Africa Asia Australia Business Canada Europe Health Latin America Miami News Middle East Science Tech UK USA World

The nation’s highest court will soon decide if it’s legal to fire someone based on gender identity or sexual orientation — and Florida activists are watching closely to see how the decision will affect the LGBTQ community in the Sunshine State.

Yesterday the U.S. Supreme Court heard arguments in three workplace discrimination lawsuits that could expand federal employment protections to include sexual orientation and gender identity. Orlando Gonzales, the executive director of the Miami-based LGBTQ-rights organization SAVE, was in Washington, D.C., to join supporters outside the courthouse.

“It really makes you realize how relevant and important decisions are at the Supreme Court level,” Gonzales says. “The impact of those decisions ripples across the country and trickle down to the state, county, and local level.”

Title VII of the Civil Rights Act of 1964 forbids discrimination on the basis of race, color, religion, country of origin, or sex. Many courts have interpreted “sex” to include gender identity and sexual orientation, but it is not explicit in the federal law. At the heart of the Supreme Court’s inevitable decision is whether the Civil Rights Act should extend to the LGBTQ community.

Florida is one of 26 states lacking a law protecting LGBTQ people from workplace discrimination, meaning employees can be fired from their jobs simply because they are gay or trans. There’s also no rule that prohibits discrimination in housing, service, public accommodations, or even healthcare. An attempt to reform the law and prohibit discrimination — the Florida Competitive Workforce Act — was quashed in 2016. Current legislation in the Florida House would reform the state’s Civil Rights Act of 1992 to include sexual orientation and gender identity, but it also provides a backdoor for adhering to the law by keeping religious exceptions.

The only protections for Florida’s LGBTQ community come at the local level.
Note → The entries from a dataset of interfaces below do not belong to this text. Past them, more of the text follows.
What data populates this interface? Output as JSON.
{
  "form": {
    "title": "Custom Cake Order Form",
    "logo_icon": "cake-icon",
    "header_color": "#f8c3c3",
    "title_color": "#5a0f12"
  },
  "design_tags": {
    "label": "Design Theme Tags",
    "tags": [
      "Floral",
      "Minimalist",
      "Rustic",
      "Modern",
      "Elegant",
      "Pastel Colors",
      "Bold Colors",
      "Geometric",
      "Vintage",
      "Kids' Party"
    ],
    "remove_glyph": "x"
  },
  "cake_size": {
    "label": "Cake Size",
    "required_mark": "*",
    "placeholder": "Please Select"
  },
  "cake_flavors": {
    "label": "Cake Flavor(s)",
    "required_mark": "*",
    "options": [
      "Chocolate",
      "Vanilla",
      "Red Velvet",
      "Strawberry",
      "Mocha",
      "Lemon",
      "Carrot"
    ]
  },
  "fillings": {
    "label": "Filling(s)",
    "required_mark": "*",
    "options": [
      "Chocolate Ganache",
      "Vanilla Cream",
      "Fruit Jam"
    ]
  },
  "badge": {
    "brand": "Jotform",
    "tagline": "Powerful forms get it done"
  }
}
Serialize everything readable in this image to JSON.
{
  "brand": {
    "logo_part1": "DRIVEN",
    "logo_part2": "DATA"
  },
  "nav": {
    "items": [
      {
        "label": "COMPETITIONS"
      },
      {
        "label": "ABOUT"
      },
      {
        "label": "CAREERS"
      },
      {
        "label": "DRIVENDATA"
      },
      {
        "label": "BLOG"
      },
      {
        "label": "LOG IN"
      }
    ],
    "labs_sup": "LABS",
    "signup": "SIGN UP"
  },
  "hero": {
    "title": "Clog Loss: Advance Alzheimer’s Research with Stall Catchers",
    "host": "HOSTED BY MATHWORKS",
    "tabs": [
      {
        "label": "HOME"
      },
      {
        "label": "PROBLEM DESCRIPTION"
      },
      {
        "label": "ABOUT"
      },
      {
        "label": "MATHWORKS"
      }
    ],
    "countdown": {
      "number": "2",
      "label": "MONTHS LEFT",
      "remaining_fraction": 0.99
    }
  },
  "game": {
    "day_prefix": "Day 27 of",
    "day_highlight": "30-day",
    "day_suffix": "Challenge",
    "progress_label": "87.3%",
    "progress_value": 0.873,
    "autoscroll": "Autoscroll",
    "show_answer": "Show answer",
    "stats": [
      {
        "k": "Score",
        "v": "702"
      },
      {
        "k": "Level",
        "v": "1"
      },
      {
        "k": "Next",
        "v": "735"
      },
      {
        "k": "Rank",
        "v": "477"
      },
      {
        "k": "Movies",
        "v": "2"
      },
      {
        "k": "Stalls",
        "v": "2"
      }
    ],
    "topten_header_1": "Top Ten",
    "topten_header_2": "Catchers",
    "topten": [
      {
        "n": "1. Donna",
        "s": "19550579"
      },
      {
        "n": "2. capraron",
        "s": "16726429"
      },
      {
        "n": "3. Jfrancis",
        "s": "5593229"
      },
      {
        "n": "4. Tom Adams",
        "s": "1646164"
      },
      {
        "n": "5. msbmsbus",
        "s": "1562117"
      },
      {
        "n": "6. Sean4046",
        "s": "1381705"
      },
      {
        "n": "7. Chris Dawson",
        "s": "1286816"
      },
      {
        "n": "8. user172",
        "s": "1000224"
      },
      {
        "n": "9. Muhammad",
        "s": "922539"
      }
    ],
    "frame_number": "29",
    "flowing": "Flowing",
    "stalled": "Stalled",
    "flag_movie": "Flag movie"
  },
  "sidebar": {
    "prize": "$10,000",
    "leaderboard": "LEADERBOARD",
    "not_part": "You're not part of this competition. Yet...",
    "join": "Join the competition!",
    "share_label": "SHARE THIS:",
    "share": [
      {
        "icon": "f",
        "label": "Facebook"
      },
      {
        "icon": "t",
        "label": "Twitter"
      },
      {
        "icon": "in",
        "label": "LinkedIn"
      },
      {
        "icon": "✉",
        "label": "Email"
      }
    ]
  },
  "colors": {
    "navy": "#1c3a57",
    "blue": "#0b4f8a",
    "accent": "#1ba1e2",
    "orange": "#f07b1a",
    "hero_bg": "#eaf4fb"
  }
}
For example, Miami-Dade has a countywide ordinance that forbids workplace discrimination.

“Miami-Dade’s Human Rights Ordinance has created a safe haven for our community in South Florida,” Gonzales says, “but if you take one step out of the county, there are no protections in the state and no protections on the federal level.”

Some observers fear that a negative Supreme Court decision could disrupt Miami-Dade’s protections. Because decisions on discrimination are made not just at the local level, it could open opportunities to legally challenge Miami-Dade’s Human Rights Ordinance. But Jon Harris Maurer, the public policy director at Equality Florida, says he believes those arguments would fail in court.

“Miami-Dade’s Human Rights Ordinance specifically establishes protections for gender identity and sexual orientation in the law,” he says, “but federal law and the Florida Civil Rights Act only provide protections on the basis of sex.”

If the Supreme Court were to rule in favor of expanding protections for LGBTQ workers, however, Florida employees would stand to benefit.

“A positive ruling from the Supreme Court would quickly expand employment protections in Florida under federal law, and it would have strong implications for how we understand ‘on the basis of sex’ in the Civil Rights Act,” Harris Maurer says.

Two of the cases heard by the Supreme Court involve men who were fired for being gay. Gerald Bostock lost his job as a county government employee in Georgia after joining a gay softball team. Don Zarda, meanwhile, was terminated from his position as a skydiving instructor on Long Island for telling a female customer he was gay.

The Supreme Court also heard the story of Aimee Stephens, a transgender woman fired from a Detroit funeral home after informing her boss she would begin transitioning to her real identity. Hers is the first trans-rights case to reach the Supreme Court, although Dee Farmer was the first trans litigant to appear before the justices in a landmark 1994 prison-rights case.

Leave a Reply